The story of The Besnard Lakes begins at Besnard Lake: a spectacular yet secluded water feature in rural Saskatchewan which the Montreal group’s husband and wife core, Jace Lasek and Olga Goreas, visit each summer for inspiration and escape. This year the couple’s campsite was surrounded for a worrying few days by forest flames, a literal ring of fire which informed the devil-may-care spirit of their exuberant fifth album.

“Besnard Lake is usually the place where we get the germination of ideas,” explains Jace. “We set up a small recording rig in the trailer we have up there .This time there were also helicopters with giant water tanks flying over us while we were fishing on the lake!”

Armed with demos and memories from their trip, the pair returned to the city and entered Breakglass Studios. Co-founded by Lasek a decade ago, this popular recording facility has long been a hub for Montreal’s fertile, collaborative and proudly DIY music community. Having met and fallen in love in Vancouver, where Jace was a photography-trained art student and Olga a bass-slinging star on the underground rock circuit, the pair relocated at the turn of the millennium. Vancouver had gotten too expensive. By contrast, “Montreal was super cheap because there had been the Quebec referendum in ’95 and a lot of the Anglos had left. There was a political teeter-totter happening, so there were tons of empty places. We moved out here and were able to live, rehearse and record in a loft for next to nothing.”

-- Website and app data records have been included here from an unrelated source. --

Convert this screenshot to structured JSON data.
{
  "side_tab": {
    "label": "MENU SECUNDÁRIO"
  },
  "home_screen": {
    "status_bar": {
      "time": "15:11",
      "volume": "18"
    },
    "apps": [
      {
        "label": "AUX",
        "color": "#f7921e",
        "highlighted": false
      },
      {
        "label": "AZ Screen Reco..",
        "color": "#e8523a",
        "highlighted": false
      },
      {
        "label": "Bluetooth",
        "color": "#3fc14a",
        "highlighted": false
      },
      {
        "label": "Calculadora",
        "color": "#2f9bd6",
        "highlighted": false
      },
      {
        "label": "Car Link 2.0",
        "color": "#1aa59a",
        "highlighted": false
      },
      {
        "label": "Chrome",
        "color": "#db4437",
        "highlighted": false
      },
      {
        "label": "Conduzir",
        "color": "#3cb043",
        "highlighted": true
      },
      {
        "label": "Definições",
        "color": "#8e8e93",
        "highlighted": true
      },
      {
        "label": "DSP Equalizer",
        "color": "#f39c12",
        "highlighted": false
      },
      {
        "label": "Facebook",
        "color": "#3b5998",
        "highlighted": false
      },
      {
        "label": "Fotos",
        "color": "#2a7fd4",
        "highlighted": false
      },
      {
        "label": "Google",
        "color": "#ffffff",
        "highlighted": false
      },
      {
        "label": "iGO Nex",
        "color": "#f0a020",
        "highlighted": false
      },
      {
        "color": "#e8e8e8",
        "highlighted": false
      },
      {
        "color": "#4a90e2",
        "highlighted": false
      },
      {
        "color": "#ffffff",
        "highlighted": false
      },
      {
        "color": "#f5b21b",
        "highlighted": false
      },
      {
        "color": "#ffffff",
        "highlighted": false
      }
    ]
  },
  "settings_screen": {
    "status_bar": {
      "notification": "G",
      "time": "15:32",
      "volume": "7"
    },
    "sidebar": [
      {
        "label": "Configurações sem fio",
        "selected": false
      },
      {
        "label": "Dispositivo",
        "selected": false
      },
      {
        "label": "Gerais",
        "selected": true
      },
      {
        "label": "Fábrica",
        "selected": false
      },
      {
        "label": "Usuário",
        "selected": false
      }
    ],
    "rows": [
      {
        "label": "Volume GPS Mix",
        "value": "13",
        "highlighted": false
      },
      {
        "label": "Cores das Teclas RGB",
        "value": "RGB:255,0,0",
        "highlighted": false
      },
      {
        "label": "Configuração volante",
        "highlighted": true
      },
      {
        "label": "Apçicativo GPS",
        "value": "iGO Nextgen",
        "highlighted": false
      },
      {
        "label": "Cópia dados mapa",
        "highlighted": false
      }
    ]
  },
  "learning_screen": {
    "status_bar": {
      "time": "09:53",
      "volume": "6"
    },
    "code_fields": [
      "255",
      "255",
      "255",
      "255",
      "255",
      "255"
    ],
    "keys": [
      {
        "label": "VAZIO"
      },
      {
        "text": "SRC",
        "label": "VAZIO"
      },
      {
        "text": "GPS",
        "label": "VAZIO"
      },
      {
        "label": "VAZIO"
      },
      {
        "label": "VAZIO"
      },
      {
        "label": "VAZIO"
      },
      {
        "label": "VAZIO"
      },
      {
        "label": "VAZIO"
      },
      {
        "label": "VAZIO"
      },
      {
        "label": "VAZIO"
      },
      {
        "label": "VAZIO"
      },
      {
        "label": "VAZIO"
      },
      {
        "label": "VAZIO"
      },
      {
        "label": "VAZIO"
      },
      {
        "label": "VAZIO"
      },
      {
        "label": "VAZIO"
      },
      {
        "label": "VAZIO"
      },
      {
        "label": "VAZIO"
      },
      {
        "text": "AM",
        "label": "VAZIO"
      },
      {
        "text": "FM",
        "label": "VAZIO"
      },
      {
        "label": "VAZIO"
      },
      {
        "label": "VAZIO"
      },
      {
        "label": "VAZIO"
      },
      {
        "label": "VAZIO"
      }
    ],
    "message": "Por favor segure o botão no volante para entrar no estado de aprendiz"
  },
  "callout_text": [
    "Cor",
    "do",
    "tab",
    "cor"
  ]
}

The predominantly French-speaking province’s economic depression birthed an ever-evolving scene that’s become internationally renowned for such disparate independent avatars as Godspeed You! Black Emperor and The Arcade Fire. Unique among their furrowed brow peers, The Besnard Lakes are unafraid to marry textured, questing headphone sonics to the honeyed pleasure of radio hits past: the rapture of My Bloody Valentine entwined with the romance of Fleetwood Mac. (Echoing prime FM they actually now have two girl/boy couplings in the line-up, keyboard player Sheenah Ko and guitarist Robbie MacArthur joining powerhouse drummer Kevin Laing and non-touring studio axe hero Richard White.) Imagine dreamy Beach House riding Led Zeppelin dynamics, with unabashedly androgynous vocal harmonies. This melodic yet mountainous soundworld was sculpted at Breakglass, their own modest Paisley Park. As the longterm sporter of a Love Symbol tattoo, Prince’s pop alchemy is especially potent for Jace.

“You look on the back of his early records and it’s produced, arranged, recorded and performed by Prince. When I realised that as a 12-year-old I was like, Oh fuck! So this kid can make a record all by himself. So then why can’t I? He was also the guy who made me realise that it was ok to sing high. Just throw caution to the wind. He’s not concerned about being super macho. Once I started getting into punk rock in high school, Prince was still there. He didn’t lose relevancy for me. Prince was still there when I started getting into prog rock, too. We’re just absorbed in music of all sorts.”

Olga, meanwhile, has been exploring a new creative outlet via her domestic interpretation of the occult, inspired by a Disinformation lecture given by comic book writer Grant Morrison. “He was talking about sigils,” remembers her adoring partner. “It was really personal for Oggy, like a meditation she would do in the morning, and also just a fun thing. She developed these 11 sigils, which you can see on the inside of the record’s jacket. For the deluxe edition she’s hand engraved them onto these little tags. The meanings are very simple: one is love, another is empathy. That leads back to this whole idea of mystery and the myth of the band.”

Channelling their obsessions with the paranormal – Jace was a teenage ghost hunter – as well as the dark arts, A Coliseum Complex Museum is populated by cryptozoological creatures (The Bray Road Beast, Golden Lion) while also luxuriating in natural phenomena and beauty (The Plain Moon, Nightingale). These themes are sincere yet good-humoured. The LP’s title jokily refers to a landmark-heavy road sign spotted on tour in Texas, the varied emotional impulses within reflected by its environmentally warped artwork.

“For a long time we were trying to keep secret that we love being out in nature,” admits Jace. “Because it’s kinda cliché. But with this record we decided to stop fighting what we love so much. So the front cover actually has a lake on it, but it’s also got this giant orb shooting light into the water, which is creating a hole that’s opening a portal to the coliseum complex museum. It’s kinda fucked.”


Artist page on Jagjagwar: